§ **Directions**:
Give the data below again exactly as it stands. Omit the pictures.
+ + +
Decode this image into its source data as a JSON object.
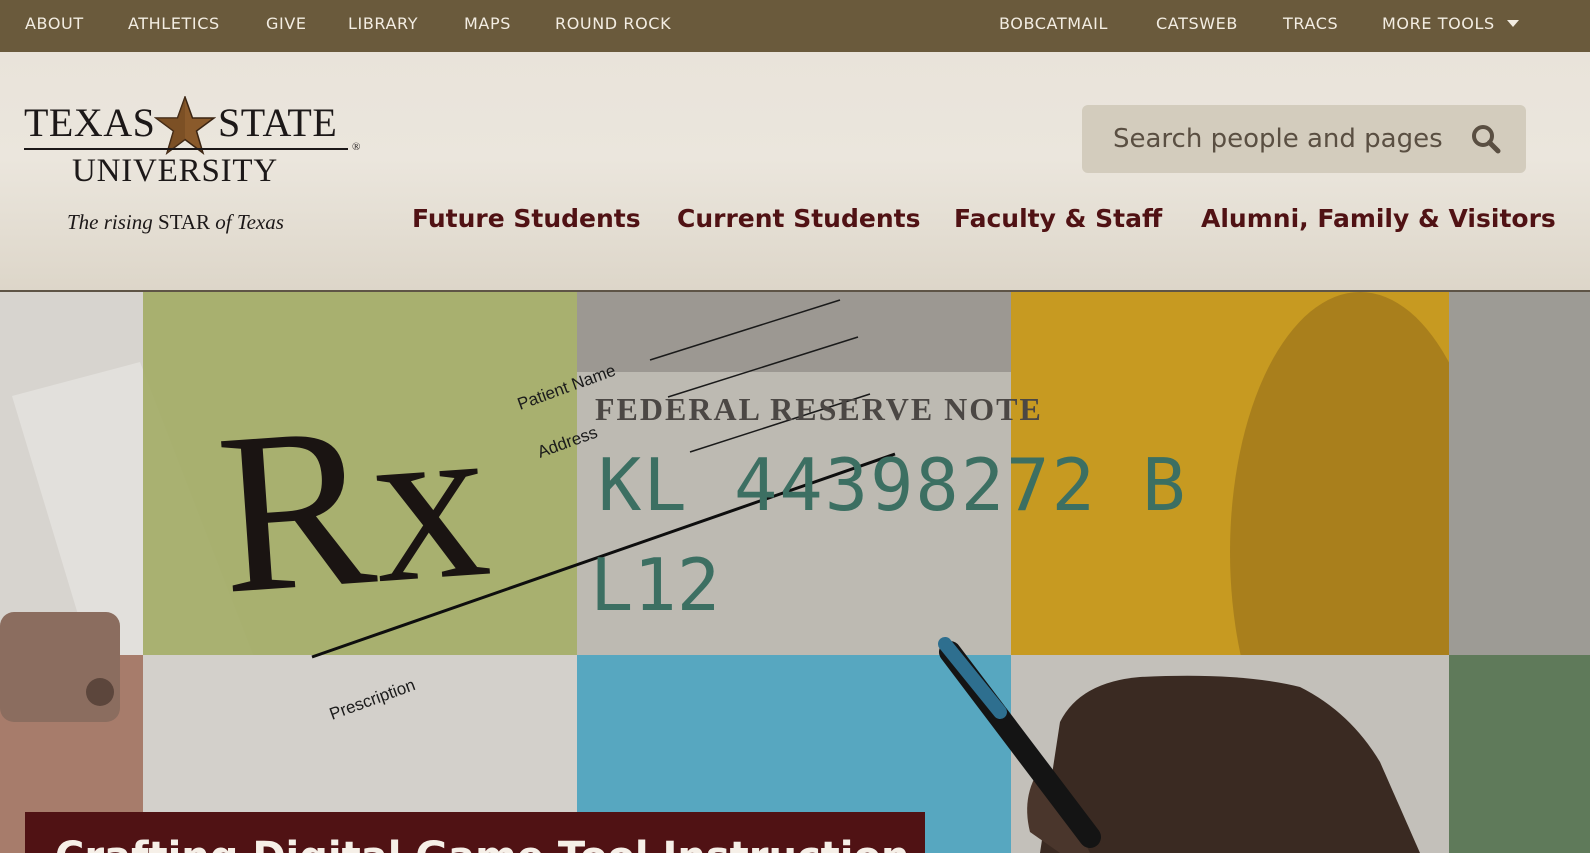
{
  "topbar": {
    "left_links": [
      "ABOUT",
      "ATHLETICS",
      "GIVE",
      "LIBRARY",
      "MAPS",
      "ROUND ROCK"
    ],
    "right_links": [
      "BOBCATMAIL",
      "CATSWEB",
      "TRACS"
    ],
    "more_tools_label": "MORE TOOLS"
  },
  "logo": {
    "wordmark_left": "TEXAS",
    "wordmark_right": "STATE",
    "wordmark_line2": "UNIVERSITY",
    "registered": "®",
    "tagline_prefix": "The rising",
    "tagline_star": "STAR",
    "tagline_of": "of",
    "tagline_texas": "Texas"
  },
  "search": {
    "placeholder": "Search people and pages",
    "icon": "search-icon"
  },
  "main_nav": [
    "Future Students",
    "Current Students",
    "Faculty & Staff",
    "Alumni, Family & Visitors"
  ],
  "hero": {
    "image_text": {
      "rx": "Rx",
      "patient_name": "Patient Name",
      "address": "Address",
      "prescription": "Prescription",
      "federal_reserve_note": "FEDERAL RESERVE NOTE",
      "serial": "KL 44398272 B",
      "plate": "L12"
    },
    "headline": "Crafting Digital Game Tool Instruction"
  },
  "colors": {
    "topbar": "#6a5a3c",
    "maroon": "#501214",
    "header_bg": "#e9e3da",
    "search_bg": "#d3ccbd",
    "gold": "#8a5a2b"
  }
}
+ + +
§ **Solution for this problem**:
Decode this image into its source data as a JSON object.
{
  "topbar": {
    "left_links": [
      "ABOUT",
      "ATHLETICS",
      "GIVE",
      "LIBRARY",
      "MAPS",
      "ROUND ROCK"
    ],
    "right_links": [
      "BOBCATMAIL",
      "CATSWEB",
      "TRACS"
    ],
    "more_tools_label": "MORE TOOLS"
  },
  "logo": {
    "wordmark_left": "TEXAS",
    "wordmark_right": "STATE",
    "wordmark_line2": "UNIVERSITY",
    "registered": "®",
    "tagline_prefix": "The rising",
    "tagline_star": "STAR",
    "tagline_of": "of",
    "tagline_texas": "Texas"
  },
  "search": {
    "placeholder": "Search people and pages",
    "icon": "search-icon"
  },
  "main_nav": [
    "Future Students",
    "Current Students",
    "Faculty & Staff",
    "Alumni, Family & Visitors"
  ],
  "hero": {
    "image_text": {
      "rx": "Rx",
      "patient_name": "Patient Name",
      "address": "Address",
      "prescription": "Prescription",
      "federal_reserve_note": "FEDERAL RESERVE NOTE",
      "serial": "KL 44398272 B",
      "plate": "L12"
    },
    "headline": "Crafting Digital Game Tool Instruction"
  },
  "colors": {
    "topbar": "#6a5a3c",
    "maroon": "#501214",
    "header_bg": "#e9e3da",
    "search_bg": "#d3ccbd",
    "gold": "#8a5a2b"
  }
}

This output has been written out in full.